Creating a green business may not be easy, but there are so many ways you can turn your company into a proponent of the environment. It’s easy enough to institute a recycling system, conserve water and energy, and even purchase renewable energy certificates. And many companies are willing to shell out the money for even greater environmental concessions like alternative energy sources (solar, wind, water) or a LEED certified facility. But for most small business owners these expensive endeavors are beyond the realm of possibility, regardless of how strong their eco-sensibilities are. And yet, there is one option for green-minded business owners that is eminently eco-friendly and that larger companies could never hope to take advantage of: a virtual office.
In this day and age an office that operates entirely in the online arena is not only possible, it is a great idea for the small business that can swing it. Of course, not every business type fits this profile. Some offer goods or services that require them to support a warehouse, an office building, or even a retail storefront. But if you happen to run one of the many modern businesses that allows you and your employees to telecommute rather than meeting up at a dedicated work site, then you and your green ideals are in luck because it is one of the most eco-friendly ways to manage your business venture. But what makes it so good for the environment?

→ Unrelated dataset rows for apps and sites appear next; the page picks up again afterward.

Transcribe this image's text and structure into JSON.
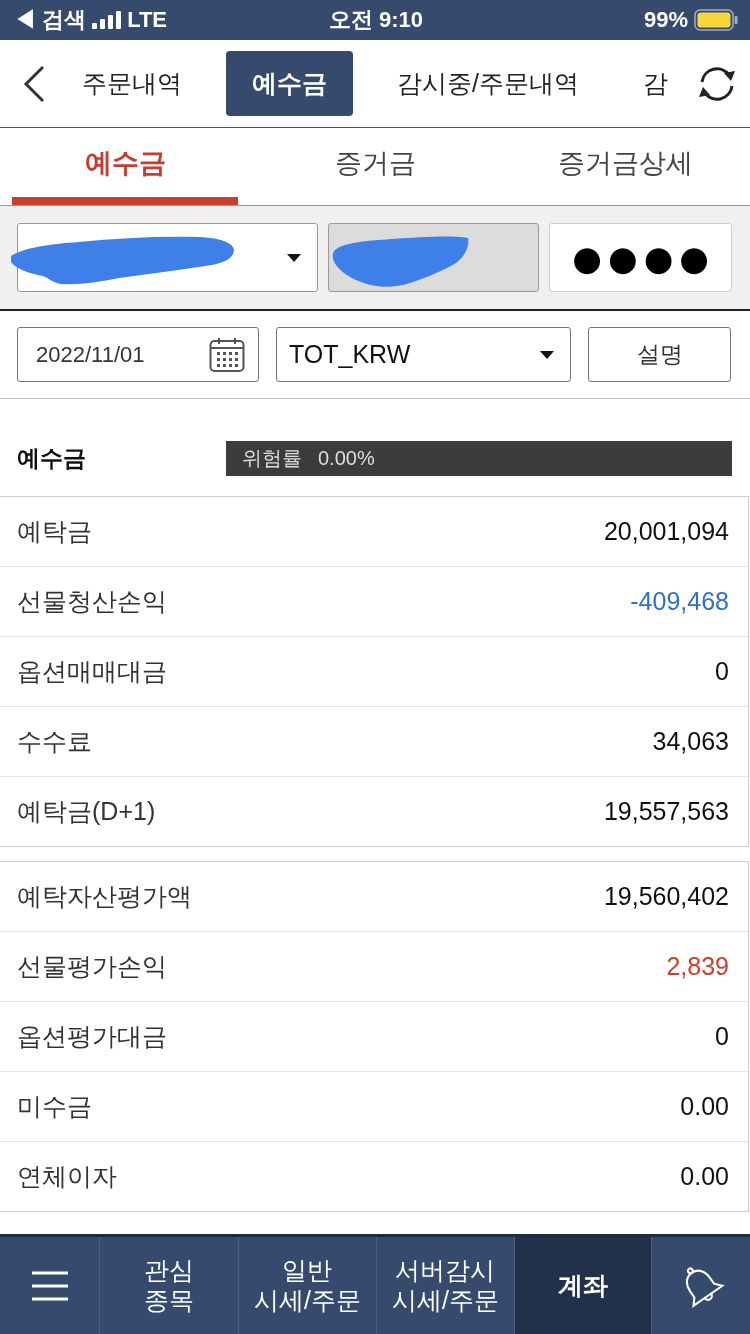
{
  "status_bar": {
    "back_link": "◀ 검색",
    "network": "LTE",
    "time": "오전 9:10",
    "battery": "99%"
  },
  "top_tabs": [
    {
      "label": "주문내역",
      "selected": false
    },
    {
      "label": "예수금",
      "selected": true
    },
    {
      "label": "감시중/주문내역",
      "selected": false
    },
    {
      "label": "감",
      "selected": false
    }
  ],
  "sub_tabs": [
    {
      "label": "예수금",
      "selected": true
    },
    {
      "label": "증거금",
      "selected": false
    },
    {
      "label": "증거금상세",
      "selected": false
    }
  ],
  "account": {
    "account_select": {
      "redacted": true
    },
    "readonly_field": {
      "redacted": true
    },
    "password_field": {
      "value": "●●●●"
    }
  },
  "filters": {
    "date": "2022/11/01",
    "currency": "TOT_KRW",
    "help_button": "설명"
  },
  "summary": {
    "title": "예수금",
    "risk_label": "위험률",
    "risk_value": "0.00%"
  },
  "tables": [
    {
      "rows": [
        {
          "label": "예탁금",
          "value": "20,001,094",
          "color": "#111111"
        },
        {
          "label": "선물청산손익",
          "value": "-409,468",
          "color": "#2f6fd0"
        },
        {
          "label": "옵션매매대금",
          "value": "0",
          "color": "#111111"
        },
        {
          "label": "수수료",
          "value": "34,063",
          "color": "#111111"
        },
        {
          "label": "예탁금(D+1)",
          "value": "19,557,563",
          "color": "#111111"
        }
      ]
    },
    {
      "rows": [
        {
          "label": "예탁자산평가액",
          "value": "19,560,402",
          "color": "#111111"
        },
        {
          "label": "선물평가손익",
          "value": "2,839",
          "color": "#c8402f"
        },
        {
          "label": "옵션평가대금",
          "value": "0",
          "color": "#111111"
        },
        {
          "label": "미수금",
          "value": "0.00",
          "color": "#111111"
        },
        {
          "label": "연체이자",
          "value": "0.00",
          "color": "#111111"
        }
      ]
    }
  ],
  "bottom_nav": [
    {
      "kind": "menu",
      "selected": false
    },
    {
      "kind": "tab",
      "label": "관심\n종목",
      "selected": false
    },
    {
      "kind": "tab",
      "label": "일반\n시세/주문",
      "selected": false
    },
    {
      "kind": "tab",
      "label": "서버감시\n시세/주문",
      "selected": false
    },
    {
      "kind": "tab",
      "label": "계좌",
      "selected": true
    },
    {
      "kind": "bell",
      "selected": false
    }
  ]
}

For one thing there is no commuting involved. When workers stay home they not only save money on fuel; they also cut down on their carbon emissions each day, which means less pollution leading to climate change. Of course, other businesses may promote the same objective by offering incentives to employees that carpool, utilize mass transit, or opt to purchase hybrid, electric, or alternative-fuel automobiles. But there is no guarantee that the initiatives will take, and even fully electric cars that boast zero emissions still have their environmental downside (thanks to pollution and waste created in the manufacturing and recycling processes).
But there’s so much more. Think of all the things that not having a separate work space could do to reduce your carbon footprint. The average household uses far less electricity and water than most office or retail spaces. By running a home-based business (and virtually allowing your employees to do the same) you have total control over what you use, whether or not you conserve, and how you handle waste. Plus, you’ll be using and producing a lot less of everything. You won’t need to buy new furniture (supporting manufacturing practices that are rife with pollution and waste), you can purchase eco-friendly supplies when you need them, and your entire structure can be just as green as you want it to be (full of natural light, insulated windows to cut down on AC usage, electronics set to go into hibernation moments after you stop using them, etc.).
Unlike a leased office space you can institute alternative energy measures and use non-VOC paints and all-organic products (carpeting, textiles, and even food). And you won’t have to deal with rules and restrictions pertaining to business signs (some centers require lit signage), building maintenance (you can ensure the use of green cleaning solvents in your own home, and you don’t have to shell out for annual visits from the pesticide company), and landscaping (your yard can be populated by drought-resistant, native plants and kept alive with a filtered, gray-water system or even a cistern that collects rainwater). The point is, the virtual office may just provide the greenest path to our future, so if you can manage it, you should definitely opt for this type of operation.